Alibaba has invested in new business lines such as cloud computing as a boom in its core e-commerce has peaked and its top line growth is slowing.
It reported a 51% increase in group revenue for January-March from a year earlier to 93.50 billion yuan ($13.6 billion), beating estimates of 91.58 billion yuan, according to IBES data from Refinitiv.
Sales excluding revenue from consolidated businesses grew 39 percent year-on-year.
While still solid, Alibaba’s top-line growth rates have slowed sharply from a few years ago, as have those of domestic rivals such as JD.com, which last week reported its slowest quarterly revenue growth since it listed in 2014.
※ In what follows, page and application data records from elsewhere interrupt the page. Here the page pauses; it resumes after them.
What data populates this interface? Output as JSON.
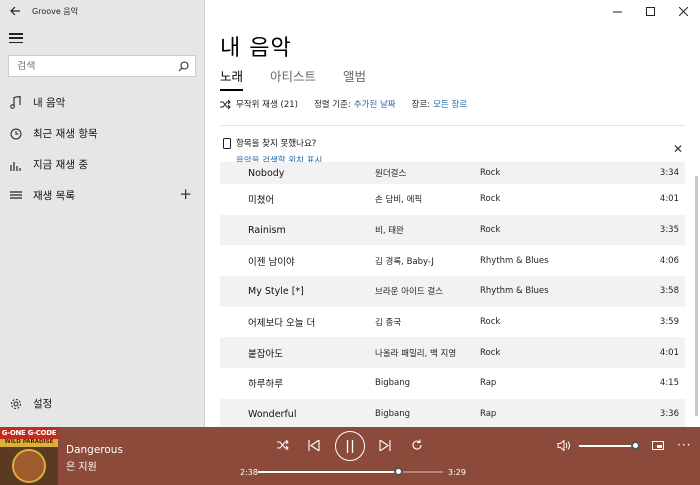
{
  "app": {
    "title": "Groove 음악"
  },
  "sidebar": {
    "search_placeholder": "검색",
    "items": [
      {
        "label": "내 음악",
        "icon": "music-note-icon"
      },
      {
        "label": "최근 재생 항목",
        "icon": "clock-icon"
      },
      {
        "label": "지금 재생 중",
        "icon": "equalizer-icon"
      },
      {
        "label": "재생 목록",
        "icon": "playlist-icon",
        "action": "+"
      }
    ],
    "settings_label": "설정"
  },
  "main": {
    "title": "내 음악",
    "tabs": [
      {
        "label": "노래",
        "active": true
      },
      {
        "label": "아티스트",
        "active": false
      },
      {
        "label": "앨범",
        "active": false
      }
    ],
    "toolbar": {
      "shuffle_label": "무작위 재생 (21)",
      "sort_label": "정렬 기준:",
      "sort_value": "추가된 날짜",
      "genre_label": "장르:",
      "genre_value": "모든 장르"
    },
    "notice": {
      "title": "항목을 찾지 못했나요?",
      "link": "음악을 검색할 위치 표시"
    },
    "songs": [
      {
        "title": "Nobody",
        "artist": "원더걸스",
        "genre": "Rock",
        "duration": "3:34"
      },
      {
        "title": "미쳤어",
        "artist": "손 담비, 에픽",
        "genre": "Rock",
        "duration": "4:01"
      },
      {
        "title": "Rainism",
        "artist": "비, 태완",
        "genre": "Rock",
        "duration": "3:35"
      },
      {
        "title": "이젠 남이야",
        "artist": "김 경록, Baby-J",
        "genre": "Rhythm & Blues",
        "duration": "4:06"
      },
      {
        "title": "My Style [*]",
        "artist": "브라운 아이드 걸스",
        "genre": "Rhythm & Blues",
        "duration": "3:58"
      },
      {
        "title": "어제보다 오늘 더",
        "artist": "김 종국",
        "genre": "Rock",
        "duration": "3:59"
      },
      {
        "title": "붙잡아도",
        "artist": "나올라 패밀리, 백 지영",
        "genre": "Rock",
        "duration": "4:01"
      },
      {
        "title": "하루하루",
        "artist": "Bigbang",
        "genre": "Rap",
        "duration": "4:15"
      },
      {
        "title": "Wonderful",
        "artist": "Bigbang",
        "genre": "Rap",
        "duration": "3:36"
      }
    ]
  },
  "player": {
    "title": "Dangerous",
    "artist": "은 지원",
    "elapsed": "2:38",
    "total": "3:29",
    "progress": 0.76,
    "volume": 0.95,
    "album_art_text": "G-ONE G-CODE",
    "album_art_text2": "WILD PARADISE",
    "colors": {
      "player_bg": "#8c4a3a",
      "accent_link": "#1f65a8",
      "sidebar_bg": "#e6e6e6"
    }
  }
}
Alibaba said it expects its revenue for the full fiscal year ending in March 2020 will top 500 billion yuan, which would be a 33% increase on the previous year.
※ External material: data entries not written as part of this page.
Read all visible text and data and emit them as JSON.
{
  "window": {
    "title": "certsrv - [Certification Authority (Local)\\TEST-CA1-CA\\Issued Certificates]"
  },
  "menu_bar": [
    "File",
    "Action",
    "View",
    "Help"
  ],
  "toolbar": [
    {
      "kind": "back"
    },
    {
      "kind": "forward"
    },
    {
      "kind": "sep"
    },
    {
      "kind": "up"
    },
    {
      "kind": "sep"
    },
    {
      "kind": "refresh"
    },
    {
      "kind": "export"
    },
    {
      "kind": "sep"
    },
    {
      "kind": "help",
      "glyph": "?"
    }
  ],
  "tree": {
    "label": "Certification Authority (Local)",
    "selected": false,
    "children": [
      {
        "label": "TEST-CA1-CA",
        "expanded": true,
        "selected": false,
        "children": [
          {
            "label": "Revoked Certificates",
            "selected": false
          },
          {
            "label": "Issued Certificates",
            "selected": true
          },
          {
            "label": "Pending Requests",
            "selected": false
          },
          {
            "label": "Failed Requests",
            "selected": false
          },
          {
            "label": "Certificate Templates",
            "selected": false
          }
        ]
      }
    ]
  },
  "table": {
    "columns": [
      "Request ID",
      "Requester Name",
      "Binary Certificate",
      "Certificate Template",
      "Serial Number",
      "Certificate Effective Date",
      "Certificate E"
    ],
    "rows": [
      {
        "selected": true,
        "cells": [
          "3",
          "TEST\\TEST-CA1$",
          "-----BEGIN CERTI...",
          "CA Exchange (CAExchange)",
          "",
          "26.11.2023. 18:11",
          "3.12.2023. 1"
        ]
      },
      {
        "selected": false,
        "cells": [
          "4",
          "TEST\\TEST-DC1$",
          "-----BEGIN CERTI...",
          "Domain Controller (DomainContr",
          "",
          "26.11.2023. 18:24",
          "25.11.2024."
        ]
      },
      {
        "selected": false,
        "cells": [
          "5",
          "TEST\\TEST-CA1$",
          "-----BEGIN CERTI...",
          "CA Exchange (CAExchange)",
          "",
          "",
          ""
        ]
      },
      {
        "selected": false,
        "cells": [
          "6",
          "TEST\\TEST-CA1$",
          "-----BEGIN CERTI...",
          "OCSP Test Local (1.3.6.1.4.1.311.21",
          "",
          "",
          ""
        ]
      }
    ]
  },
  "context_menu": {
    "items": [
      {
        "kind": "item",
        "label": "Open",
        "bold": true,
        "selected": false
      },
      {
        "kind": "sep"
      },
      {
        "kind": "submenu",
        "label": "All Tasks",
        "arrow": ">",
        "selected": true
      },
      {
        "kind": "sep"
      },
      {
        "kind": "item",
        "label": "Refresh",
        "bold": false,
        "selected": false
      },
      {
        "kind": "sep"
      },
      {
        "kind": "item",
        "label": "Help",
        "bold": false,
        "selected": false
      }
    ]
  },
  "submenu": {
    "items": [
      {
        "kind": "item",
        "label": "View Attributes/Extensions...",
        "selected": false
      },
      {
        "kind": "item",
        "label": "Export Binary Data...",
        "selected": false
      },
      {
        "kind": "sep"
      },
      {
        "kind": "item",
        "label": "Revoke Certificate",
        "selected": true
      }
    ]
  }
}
Its shares were up 1.7% at $177.55 in New York trade by 1451 GMT, after its fourth-quarter results release.
The group said its net income attributable to ordinary shareholders rose in the quarter to 25.83 billion yuan, from 7.56 billion yuan in the same period a year earlier.
Alibaba has made money primarily by selling advertising and promotional services to third-party merchants that list products on Taobao and Tmall, two of its e-commerce sites, but has in recent years invested heavily in cloud computing as well.
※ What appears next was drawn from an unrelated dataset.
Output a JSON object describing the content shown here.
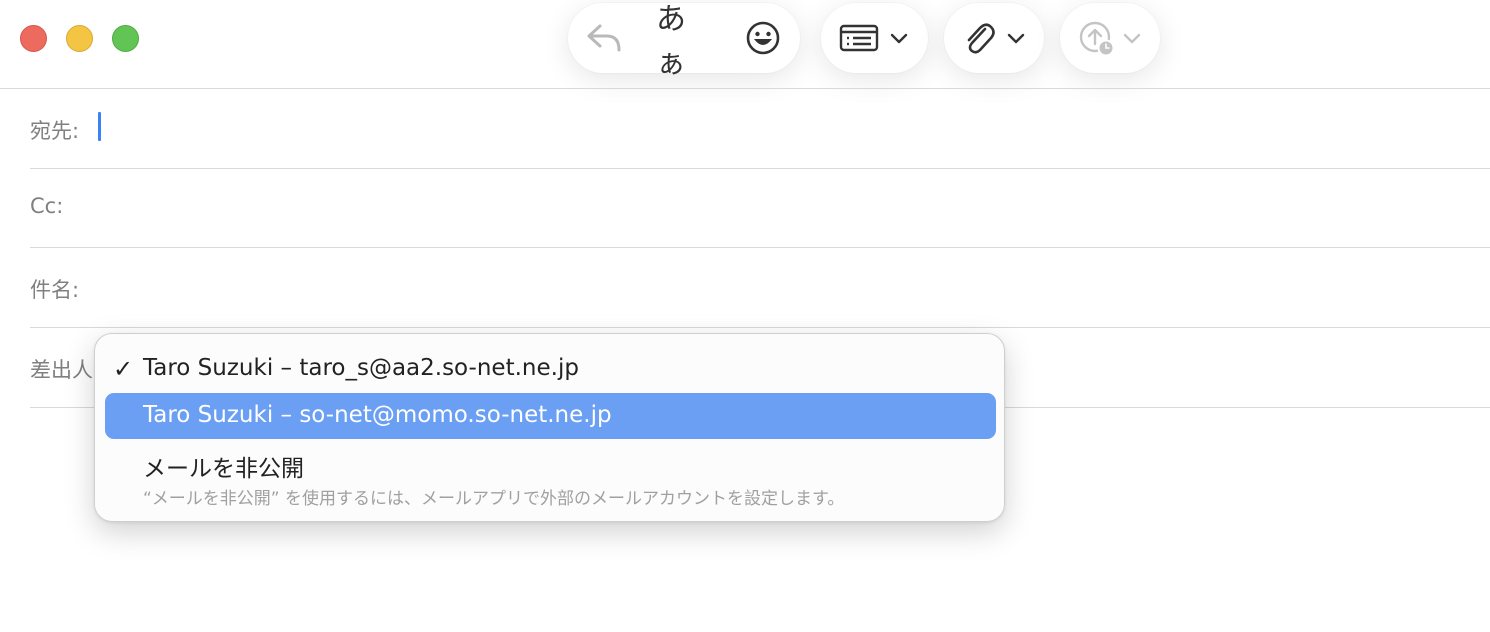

It also opened 135 supermarkets in China under its Hema division, according to its earnings release.
Revenue from the company’s cloud computing business rose 76% in the fourth quarter, it said.
It is still a relatively small part of Alibaba’s overall business, accounting for 8% of group revenue in the fourth quarter. However, the company is now the world’s third-largest cloud service provider, after Microsoft Corp and Amazon.com Inc, and the largest in China with a market share of over 40%, according to data from IDC.
Selling analytics technology to offline retailers and expanding its AliExpress e-commerce sites are other initiatives it is taking further.
Most of Alibaba’s new initiatives are still losing money. Steven Zhu, senior analyst at Pacific Epoch, said that e-commerce growth, while slowing, remains strong enough to support these new investments.
Managing the group’s transition to new areas of business is Daniel Zhang, who was tapped by Chairman Jack Ma to be Ma’s successor in September 2018 and will formally replace him later this year.
An accountant by training, Zhang is soft-spoken and pragmatic, in contrast to Ma’s flamboyance.
(Corrects analyst’s given name to Steven, not Stephen, in the 14th paragraph.)
Reporting by Josh Horwitz in Shanghai and Vibhuti Sharma in Bengaluru; Editing by Shounak Dasgupta and Susan Fenton